|RASHED, ARASH - University Of Idaho|
|WORKNEH, FEKEDE - Texas A&M University|
|PAETZOLD, LI - Texas A&M University|
|RUSH, CHARLES - Texas A&M University|
Submitted to: American Journal of Potato Research
Publication Type: Peer Reviewed Journal
Publication Acceptance Date: 1/15/2017
Publication Date: 2/3/2017
Citation: Wallis, C.M., Rashed, A., Workneh, F., Paetzold, L., Rush, C. 2017. Effects of ‘Candidatus Liberibacter solanacearum’ infections on potato (Solanum tuberosum L.) tuber physiology when kept at different temperatures. American Journal of Potato Research. doi: 10.1007/s12230-017-9569-1.
Interpretive Summary: Current efforts to minimize processor losses due to zebra chip disease of potato (ZC), caused by infections of ‘Candidatus Liberibacter solanacearum’, involves visual inspection of symptoms in freshly-cut potatoes. Symptomatic lots are rejected prior to storage. However, late-season Lso-infections could result in the acceptance of Lso-positive but asymptomatic tubers that may develop ZC symptoms in storage. This study examined development of ZC symptoms, Lso titers, and associated shifts in tuber chemistry in late-season Lso-infected tubers held at 3°C, 6°C, or 9°C. Although changes in Lso titers were variable, symptoms were observed to be consistently greater in tubers kept at 3°C versus 6°C or 9°C. ZC-associated compounds were greater in Lso-infected tubers kept at 3°C compared to those stored at higher temperatures. These results confirmed ZC symptoms may develop in Lso-positive tubers that were asymptomatic at harvest. Based on these findings, PCR-detection of Lso presence should be made on potentially infected tubers prior to acceptance. Furthermore, any tubers suspected of being Lso-positive should be held at temperatures greater than 3°C to limit ZC symptom development.

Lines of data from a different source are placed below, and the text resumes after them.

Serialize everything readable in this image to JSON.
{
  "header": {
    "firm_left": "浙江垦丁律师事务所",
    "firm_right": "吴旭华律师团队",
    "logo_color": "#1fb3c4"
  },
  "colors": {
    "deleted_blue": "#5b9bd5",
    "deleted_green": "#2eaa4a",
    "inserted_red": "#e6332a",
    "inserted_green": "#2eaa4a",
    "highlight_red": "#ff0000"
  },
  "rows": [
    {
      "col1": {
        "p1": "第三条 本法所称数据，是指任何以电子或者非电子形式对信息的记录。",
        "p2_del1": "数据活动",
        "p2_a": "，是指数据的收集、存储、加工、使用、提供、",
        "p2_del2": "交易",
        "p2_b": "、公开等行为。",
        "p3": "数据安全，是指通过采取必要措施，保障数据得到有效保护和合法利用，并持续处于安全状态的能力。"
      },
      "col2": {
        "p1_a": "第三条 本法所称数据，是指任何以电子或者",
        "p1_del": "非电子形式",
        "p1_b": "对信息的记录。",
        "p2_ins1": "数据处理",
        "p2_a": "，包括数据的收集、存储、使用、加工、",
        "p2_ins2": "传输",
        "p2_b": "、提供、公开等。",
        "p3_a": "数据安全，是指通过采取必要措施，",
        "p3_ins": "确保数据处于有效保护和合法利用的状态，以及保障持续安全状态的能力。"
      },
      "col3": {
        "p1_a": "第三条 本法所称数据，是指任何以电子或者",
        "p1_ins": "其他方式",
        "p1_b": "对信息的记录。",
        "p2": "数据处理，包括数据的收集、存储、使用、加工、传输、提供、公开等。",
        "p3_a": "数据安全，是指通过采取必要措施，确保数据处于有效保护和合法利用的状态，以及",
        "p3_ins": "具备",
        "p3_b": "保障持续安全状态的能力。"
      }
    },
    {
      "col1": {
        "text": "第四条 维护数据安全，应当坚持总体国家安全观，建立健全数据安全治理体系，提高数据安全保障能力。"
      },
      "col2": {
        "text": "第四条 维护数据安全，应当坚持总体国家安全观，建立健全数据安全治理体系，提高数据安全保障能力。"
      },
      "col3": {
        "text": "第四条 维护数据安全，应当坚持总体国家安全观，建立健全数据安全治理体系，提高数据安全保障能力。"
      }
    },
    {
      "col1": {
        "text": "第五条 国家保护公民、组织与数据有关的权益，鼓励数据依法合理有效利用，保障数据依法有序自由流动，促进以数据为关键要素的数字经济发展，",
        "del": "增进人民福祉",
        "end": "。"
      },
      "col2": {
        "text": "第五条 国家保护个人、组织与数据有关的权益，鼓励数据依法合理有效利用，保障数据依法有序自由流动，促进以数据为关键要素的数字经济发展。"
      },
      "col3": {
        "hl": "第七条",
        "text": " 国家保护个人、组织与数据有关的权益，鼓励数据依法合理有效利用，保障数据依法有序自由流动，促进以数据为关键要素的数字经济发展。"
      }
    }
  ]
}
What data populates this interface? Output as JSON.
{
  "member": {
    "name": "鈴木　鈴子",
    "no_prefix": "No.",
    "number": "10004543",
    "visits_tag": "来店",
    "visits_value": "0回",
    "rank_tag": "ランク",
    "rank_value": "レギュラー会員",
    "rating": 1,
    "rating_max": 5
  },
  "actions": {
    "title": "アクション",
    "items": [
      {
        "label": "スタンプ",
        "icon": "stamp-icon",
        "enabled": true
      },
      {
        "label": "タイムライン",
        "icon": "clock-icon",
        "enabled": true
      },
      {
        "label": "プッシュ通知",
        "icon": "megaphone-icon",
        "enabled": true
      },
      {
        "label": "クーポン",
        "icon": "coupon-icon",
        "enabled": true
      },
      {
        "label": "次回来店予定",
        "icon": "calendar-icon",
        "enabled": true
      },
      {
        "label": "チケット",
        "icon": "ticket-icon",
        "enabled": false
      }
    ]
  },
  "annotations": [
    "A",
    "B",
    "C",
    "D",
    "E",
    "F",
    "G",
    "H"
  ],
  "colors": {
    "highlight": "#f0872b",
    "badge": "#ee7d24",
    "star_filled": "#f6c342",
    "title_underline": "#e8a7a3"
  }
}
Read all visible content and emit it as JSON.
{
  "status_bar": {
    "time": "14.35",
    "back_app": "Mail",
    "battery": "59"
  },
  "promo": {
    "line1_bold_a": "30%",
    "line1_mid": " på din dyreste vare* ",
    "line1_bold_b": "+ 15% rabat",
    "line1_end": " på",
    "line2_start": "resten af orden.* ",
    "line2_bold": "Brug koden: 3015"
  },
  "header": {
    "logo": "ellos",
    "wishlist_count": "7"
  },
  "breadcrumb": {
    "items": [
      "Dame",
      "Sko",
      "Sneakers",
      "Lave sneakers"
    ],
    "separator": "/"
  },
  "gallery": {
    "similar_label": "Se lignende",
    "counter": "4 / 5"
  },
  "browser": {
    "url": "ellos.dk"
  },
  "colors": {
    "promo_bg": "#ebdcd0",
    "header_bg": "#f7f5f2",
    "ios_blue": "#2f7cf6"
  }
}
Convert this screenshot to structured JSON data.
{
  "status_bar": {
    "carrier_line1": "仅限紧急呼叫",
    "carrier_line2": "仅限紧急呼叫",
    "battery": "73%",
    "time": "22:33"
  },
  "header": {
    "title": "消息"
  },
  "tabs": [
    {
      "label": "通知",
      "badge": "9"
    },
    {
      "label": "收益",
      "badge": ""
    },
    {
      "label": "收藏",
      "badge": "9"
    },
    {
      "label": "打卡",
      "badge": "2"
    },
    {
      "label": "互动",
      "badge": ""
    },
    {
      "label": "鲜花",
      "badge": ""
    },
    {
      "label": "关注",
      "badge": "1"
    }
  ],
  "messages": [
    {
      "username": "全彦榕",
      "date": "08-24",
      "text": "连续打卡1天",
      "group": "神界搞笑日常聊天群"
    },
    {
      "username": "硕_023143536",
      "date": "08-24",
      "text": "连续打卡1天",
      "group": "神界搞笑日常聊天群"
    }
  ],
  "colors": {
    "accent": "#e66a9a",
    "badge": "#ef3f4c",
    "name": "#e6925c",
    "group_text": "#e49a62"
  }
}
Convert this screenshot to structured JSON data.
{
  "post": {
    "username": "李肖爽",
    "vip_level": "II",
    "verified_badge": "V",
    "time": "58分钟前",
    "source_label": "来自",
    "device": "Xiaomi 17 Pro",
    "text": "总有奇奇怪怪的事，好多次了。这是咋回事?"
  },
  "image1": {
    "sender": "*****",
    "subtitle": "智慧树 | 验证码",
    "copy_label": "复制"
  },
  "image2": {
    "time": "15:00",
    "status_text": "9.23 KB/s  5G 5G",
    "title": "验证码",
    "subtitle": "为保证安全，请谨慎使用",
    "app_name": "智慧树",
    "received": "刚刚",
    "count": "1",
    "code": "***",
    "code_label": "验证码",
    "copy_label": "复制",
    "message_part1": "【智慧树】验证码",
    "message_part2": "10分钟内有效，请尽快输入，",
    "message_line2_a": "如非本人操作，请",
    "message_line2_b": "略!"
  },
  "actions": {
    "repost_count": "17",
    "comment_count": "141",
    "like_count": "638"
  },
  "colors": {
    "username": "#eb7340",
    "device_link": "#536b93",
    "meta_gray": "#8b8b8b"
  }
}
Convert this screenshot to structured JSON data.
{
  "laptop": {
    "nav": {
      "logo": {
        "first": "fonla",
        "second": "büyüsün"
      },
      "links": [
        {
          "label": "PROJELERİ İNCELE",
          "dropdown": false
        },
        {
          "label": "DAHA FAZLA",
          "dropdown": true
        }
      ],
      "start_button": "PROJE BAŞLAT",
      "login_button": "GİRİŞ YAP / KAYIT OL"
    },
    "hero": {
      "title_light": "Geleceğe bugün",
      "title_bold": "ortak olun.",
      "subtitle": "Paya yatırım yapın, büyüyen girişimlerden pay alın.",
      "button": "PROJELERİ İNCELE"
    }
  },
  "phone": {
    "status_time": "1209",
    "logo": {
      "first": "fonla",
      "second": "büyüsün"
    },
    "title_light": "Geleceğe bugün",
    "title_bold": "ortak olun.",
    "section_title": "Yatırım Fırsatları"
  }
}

Technical Abstract: The bacterium ‘Candidatus Liberibacter solanacearum’ (Lso) is the putative causal agent of zebra chip disease of potato (ZC), an emerging disease that causes substantial economic losses where endemic. Currently, potato processors examine a cross-section of tubers from afflicted areas and reject when tubers are observed bearing conspicuous browning symptoms. However, tubers infected by Lso a week or two prior to harvest may not yet be symptomatic upon harvest and may be deemed acceptable by processors. Yet, these late-infected tubers could develop ZC symptoms while in storage. The aim of this study was to observe ZC symptom development, Lso titer changes, and associated physiological shifts in tubers, asymptomatic at harvest, of two potato cultivars held at one of three different temperatures (3°C, 6°C, or 9°C). Fresh ZC symptoms were more severe in Red La Soda or Russet Norkotah tubers maintained at 3°C than at 6°C or 9°C. Likewise, tubers kept at 3°C had greater ZC symptoms after frying in oil than Red La Soda tubers kept at 6°C or Russet Norkotah tubers kept at 9°C. However, Lso titers were greatly variable in both cultivars and no firm conclusions could be made about storage temperature effects on disease. For many amino acids and phenolic compounds, levels in tubers kept at 3°C were greater than those kept at 6°C or 9°C. However, infection status effects on compound levels were variable. Based on these results, Lso-infection progression and associated ZC development were highly variable in stored tubers. Therefore, detection methods based upon visual assessment of symptoms in stored tubers could be problematic.